16 that it was leading in the branded packaged or pouch milk segment in Delhi and
NCR with sales of over 1.5 million litres per day.
Amul claims to be no.1 in Delhi's branded packaged milk market
Paul Thacil, chief executive officer, (dairy & foods), Mother Dairy Fruit & Vegetable Pvt
Ltd, says that the brand's position is intact in its traditional markets of Delhi and NCR.
He says, "We understand the growing demand for milk and milk products in the region.
We will enhance our milk sales to 3 millon litres per day in the near term."
Amul is also looking to boost its milk sales to over 2 million litres per day this summer in
view of the growing demand in the region. The liquid milk market in the capital is over 6
million litres per day. This includes both packaged milk and loose milk.
Nigerian team to study Amul
Amul, according to R S Sodhi, chief general manager, marketing, Gujarat Cooperative
Milk Marketing Federation, operates in the packaged milk segment only in Delhi and
NCR. "We don’t play in the loose milk segment, which is also quite large at over 2.5
million litres per day in Delhi and NCR. Mother Dairy is the leader there.
One reason for Amul’s lack of presence in the loose milk segment in the capital is the
absence of its own milk booths there. Amul depends totally on 9,000 retail outlets in the
region to push sales there.
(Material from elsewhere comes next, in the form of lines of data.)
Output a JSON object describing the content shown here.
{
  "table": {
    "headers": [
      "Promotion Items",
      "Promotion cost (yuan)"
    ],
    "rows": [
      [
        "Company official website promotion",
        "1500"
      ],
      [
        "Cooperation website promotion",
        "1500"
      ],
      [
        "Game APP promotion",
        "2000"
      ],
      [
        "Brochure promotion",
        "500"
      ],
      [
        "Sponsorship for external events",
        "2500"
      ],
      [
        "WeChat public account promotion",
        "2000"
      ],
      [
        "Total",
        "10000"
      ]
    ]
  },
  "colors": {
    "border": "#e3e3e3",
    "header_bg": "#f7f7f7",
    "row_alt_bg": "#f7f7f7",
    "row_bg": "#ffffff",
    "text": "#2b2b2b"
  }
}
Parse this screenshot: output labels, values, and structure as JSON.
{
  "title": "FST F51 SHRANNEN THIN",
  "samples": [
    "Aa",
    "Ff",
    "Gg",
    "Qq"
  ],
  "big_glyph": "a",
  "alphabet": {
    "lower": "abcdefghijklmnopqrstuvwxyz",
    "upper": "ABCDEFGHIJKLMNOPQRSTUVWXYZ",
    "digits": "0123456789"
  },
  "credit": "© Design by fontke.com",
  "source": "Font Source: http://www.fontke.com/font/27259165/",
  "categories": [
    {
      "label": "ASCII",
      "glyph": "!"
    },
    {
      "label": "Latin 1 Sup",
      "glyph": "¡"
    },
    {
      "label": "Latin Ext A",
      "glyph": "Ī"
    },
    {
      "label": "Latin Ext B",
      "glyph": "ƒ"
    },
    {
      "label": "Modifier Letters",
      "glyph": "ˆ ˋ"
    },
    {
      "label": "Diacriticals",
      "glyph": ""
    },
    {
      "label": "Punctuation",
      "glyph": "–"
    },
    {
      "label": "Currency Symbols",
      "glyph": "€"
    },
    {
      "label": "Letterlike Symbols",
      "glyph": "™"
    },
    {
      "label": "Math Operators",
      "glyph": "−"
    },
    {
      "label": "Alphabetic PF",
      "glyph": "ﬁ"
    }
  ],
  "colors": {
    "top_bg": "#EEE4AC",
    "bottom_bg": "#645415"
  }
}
Sodhi says that the cooperative is looking at enhancing its
retail presence in the capital to push up sales.
Danone dairy products to hit shelves by Dec
Mother Dairy meanwhile has a network of 14,000 retail outlets and 845 exclusive stores
to push sales. That clearly works to its advantage, say observers. "Mother Dairy has
been around for a long time in the capital. It has a strong distribution network which
ensures that milk delivery is not hampered," says an executive with a food & beverage
Amul, in contrast, entered the Delhi market in 2005 only. It has four dairies at the
moment in the region that pack milk for it. "There are no plans at the moment to
increase the number of dairies. We may take that call later," says Sodhi.
Even then Amul has been been looking at ways and means to increase its share in the
liquid milk market in different metros. The aim is to try and sustain its leadership position
in these areas. For instance, Amul is the largest player in the packaged milk segment in
Mumbai supplying 650,000 litres per day in the city. In Kolkata, the brand is at the top
again supplying 400,000 litres per day in the city.
Delhi has been one market however that hasn’t been easy to crack for Amul, given the
domination of Mother Dairy for over 35 years now. A strong network and retail
distribution has meant that Mother Dairy is competitively priced to Amul in the region. A
litre of Mother Dairy’s full-cream milk is available at Rs 2 less than Amul’s variant. A litre
of Mother Dairy’s toned milk, on the other hand, is even cheaper, available at Rs 22 to
Amul’s Rs 23.